At first glance the fact that the frequencies sum up to .0102110806 suggests that the bin packing algorithm in TermTableBuilder::RowAssigner is working correctly. But wait – these are term frequencies which only correspond to densities at rank 0. At higher ranks, the densities are magnified because each bit at rank corresponds to multiple rank 0 bits. After a brief investigation, I found that we were, in fact, under counting bits added to adhoc rows. In RowAssigner::AssignAdhoc() we keep a running total of the density contributed by adhoc terms:

m_adhocTotal += frequency * count;
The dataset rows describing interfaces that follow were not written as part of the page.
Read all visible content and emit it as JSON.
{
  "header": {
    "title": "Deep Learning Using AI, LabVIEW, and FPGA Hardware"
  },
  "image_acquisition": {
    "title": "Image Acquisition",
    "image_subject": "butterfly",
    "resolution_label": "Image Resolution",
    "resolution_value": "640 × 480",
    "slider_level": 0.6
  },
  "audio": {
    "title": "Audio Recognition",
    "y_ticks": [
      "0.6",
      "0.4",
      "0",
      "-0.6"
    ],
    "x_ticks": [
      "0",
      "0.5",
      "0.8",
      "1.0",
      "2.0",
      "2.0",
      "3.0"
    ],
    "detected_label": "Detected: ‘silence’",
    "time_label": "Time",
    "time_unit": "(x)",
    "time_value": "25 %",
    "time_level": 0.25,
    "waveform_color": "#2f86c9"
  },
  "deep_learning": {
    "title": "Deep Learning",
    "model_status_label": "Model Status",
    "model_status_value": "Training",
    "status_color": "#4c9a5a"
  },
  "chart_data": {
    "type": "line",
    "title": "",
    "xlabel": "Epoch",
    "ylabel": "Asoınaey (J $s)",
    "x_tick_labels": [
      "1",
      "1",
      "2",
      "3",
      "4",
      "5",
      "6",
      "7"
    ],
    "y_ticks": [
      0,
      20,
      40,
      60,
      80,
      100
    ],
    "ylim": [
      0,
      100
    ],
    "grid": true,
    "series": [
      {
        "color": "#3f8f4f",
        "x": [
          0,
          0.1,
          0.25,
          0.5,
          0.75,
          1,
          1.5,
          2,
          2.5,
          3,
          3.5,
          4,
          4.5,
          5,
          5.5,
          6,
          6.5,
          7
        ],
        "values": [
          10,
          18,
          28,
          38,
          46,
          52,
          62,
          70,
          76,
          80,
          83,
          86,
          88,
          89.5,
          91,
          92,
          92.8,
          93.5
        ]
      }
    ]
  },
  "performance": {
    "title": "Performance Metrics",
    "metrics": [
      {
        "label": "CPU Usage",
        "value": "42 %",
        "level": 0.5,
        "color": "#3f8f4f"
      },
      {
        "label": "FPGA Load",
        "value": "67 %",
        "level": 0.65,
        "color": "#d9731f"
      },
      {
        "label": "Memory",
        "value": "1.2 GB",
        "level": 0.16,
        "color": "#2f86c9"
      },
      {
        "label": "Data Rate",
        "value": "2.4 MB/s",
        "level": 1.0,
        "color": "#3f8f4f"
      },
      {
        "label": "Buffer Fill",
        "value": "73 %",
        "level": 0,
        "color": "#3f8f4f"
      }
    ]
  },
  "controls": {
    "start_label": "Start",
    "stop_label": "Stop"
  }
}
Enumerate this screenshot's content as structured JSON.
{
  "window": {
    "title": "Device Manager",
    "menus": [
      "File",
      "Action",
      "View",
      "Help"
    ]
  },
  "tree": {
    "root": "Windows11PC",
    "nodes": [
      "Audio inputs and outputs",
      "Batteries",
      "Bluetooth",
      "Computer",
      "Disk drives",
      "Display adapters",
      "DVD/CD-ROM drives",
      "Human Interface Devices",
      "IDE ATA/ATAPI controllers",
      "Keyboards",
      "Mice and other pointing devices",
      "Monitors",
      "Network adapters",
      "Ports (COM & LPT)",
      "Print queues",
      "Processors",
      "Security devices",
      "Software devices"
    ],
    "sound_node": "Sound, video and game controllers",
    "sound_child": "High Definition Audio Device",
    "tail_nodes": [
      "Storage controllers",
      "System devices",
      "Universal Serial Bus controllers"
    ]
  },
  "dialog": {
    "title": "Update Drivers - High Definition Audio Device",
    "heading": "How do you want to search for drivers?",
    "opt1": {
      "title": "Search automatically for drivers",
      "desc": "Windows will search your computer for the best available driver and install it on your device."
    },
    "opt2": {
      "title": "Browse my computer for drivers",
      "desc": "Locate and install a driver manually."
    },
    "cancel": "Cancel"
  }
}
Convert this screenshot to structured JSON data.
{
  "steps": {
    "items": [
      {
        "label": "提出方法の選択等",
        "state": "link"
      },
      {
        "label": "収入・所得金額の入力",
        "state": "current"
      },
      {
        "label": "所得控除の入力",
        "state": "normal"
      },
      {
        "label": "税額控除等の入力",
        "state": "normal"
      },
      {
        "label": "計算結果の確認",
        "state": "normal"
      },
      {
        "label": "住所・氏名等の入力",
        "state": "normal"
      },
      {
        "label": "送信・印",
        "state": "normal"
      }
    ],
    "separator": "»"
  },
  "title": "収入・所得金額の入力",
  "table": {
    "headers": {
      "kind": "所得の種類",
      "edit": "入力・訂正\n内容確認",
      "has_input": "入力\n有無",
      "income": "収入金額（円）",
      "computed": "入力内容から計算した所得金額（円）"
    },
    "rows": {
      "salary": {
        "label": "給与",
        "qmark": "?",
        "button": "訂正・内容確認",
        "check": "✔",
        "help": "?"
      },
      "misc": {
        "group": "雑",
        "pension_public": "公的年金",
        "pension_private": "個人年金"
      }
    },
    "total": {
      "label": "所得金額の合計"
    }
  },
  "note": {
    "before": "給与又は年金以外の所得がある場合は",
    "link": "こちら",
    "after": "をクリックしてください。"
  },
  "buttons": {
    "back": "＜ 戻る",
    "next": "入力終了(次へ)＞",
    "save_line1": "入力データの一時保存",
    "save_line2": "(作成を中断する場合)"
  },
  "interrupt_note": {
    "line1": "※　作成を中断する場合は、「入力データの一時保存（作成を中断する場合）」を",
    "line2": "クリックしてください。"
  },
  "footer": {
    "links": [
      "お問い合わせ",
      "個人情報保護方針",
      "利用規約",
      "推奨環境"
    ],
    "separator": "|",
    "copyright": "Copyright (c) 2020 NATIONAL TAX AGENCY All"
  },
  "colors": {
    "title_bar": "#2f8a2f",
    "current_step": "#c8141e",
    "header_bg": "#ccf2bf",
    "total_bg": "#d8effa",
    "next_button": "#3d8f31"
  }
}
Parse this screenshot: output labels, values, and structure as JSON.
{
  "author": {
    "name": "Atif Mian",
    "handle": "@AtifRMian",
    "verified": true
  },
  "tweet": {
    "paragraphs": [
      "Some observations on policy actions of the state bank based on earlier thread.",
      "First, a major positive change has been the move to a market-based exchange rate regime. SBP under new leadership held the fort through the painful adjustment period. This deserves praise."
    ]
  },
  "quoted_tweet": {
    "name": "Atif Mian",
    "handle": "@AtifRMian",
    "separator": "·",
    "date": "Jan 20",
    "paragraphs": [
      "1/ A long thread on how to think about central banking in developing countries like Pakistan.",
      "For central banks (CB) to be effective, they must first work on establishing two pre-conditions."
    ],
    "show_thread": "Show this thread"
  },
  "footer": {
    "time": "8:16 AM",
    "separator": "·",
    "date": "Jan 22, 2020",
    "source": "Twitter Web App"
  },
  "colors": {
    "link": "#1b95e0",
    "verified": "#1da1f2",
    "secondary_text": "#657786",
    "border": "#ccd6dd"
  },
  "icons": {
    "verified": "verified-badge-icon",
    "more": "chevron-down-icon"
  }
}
Later we’d use m_adhocTotal to compute the number of rows needed to store adhoc terms:

double rowCount = ceil(m_adhocTotal / m_density);

The precise problem is that each bit in a rank 3 row corresponds to 8 bits at rank 0, so the density in rank 3 will be significantly higher than the term’s frequency at rank 0. A small change addressed this issue:

double f = Term::FrequencyAtRank(frequency, m_rank);
m_adhocTotal += f * count;

This fix had a big impact, dropping scriptura row densities to the .20-.30 range.

This was a nice improvement, but the densities were still 2-3x what they should be. It turns out the there was another bug, this time in Term::FrequencyAtRank() (thanks to @danluu for spotting the error!)

The original code computed

return 1.0 - pow(1.0 - frequency, rank + 1.0);

The corrected code is

size_t rowCount = (1ull << rank);
return 1.0 - pow(1.0 - frequency, rowCount);

With these two fixes, the scriptura densities are all below 0.15:

An examination of other rows shows that the fix works for all adhoc rows. We still have a ways to go if we want all shared rows to have a density at or below 0.10, but we’ve made good progress.

One More Thing: During the course of this investigation, I noticed that some of the terms in the index contain punctuation (e.g. 39.4 and c's) and others are capitalized. It turns out that our Workbench tool which uses Lucene’s analyzer to tokenize the Wikipedia page bodies was letting the page titles pass through without analysis. We should have a fix for this shortly and then we will reprocess Wikipedia and upload new chunk files.

Where Things Stand

This a classic case of little bugs hiding behing big bugs. We’re also in a situation where we have bugs on multiple axes, making it hard to reason about why we’re seeing certain behaviors.

As an example, we know that query processing is slow. We expected it to be slow because we’re using the byte code interpreter instead of NativeJIT and because we indulged ourselves in some potentially expensive operations in the glue code (e.g. excess allocations and copies, lock contention, and calls to qsort).

The problem is that we don’t really know how fast query processing should be with the current design choices. It might be slow because of the reasons above, or it might be even slower because our row densities are too high, causing excess row reads, or our false positives are too high, causing too many results.

Or we might have a performance bug, say running each query twice when we thought we were running it once.

There are so many possibilities, that we just need to take one suspsicous piece of data at a time, come up with a single example, be it a bad row or a bad query and instrument it or trace it through.

Over time we will pick enough of this low hanging fruit that we generally trust the system and bugs will become more of an aberration.

Michael Hopcroft
A 19 year veteran at Microsoft, Mike has worked on Office, Windows and Visual Studio. He has spent the past 6 years developing cloud scale infrastructure for the Bing search engine. He is a founding member of BitFunnel.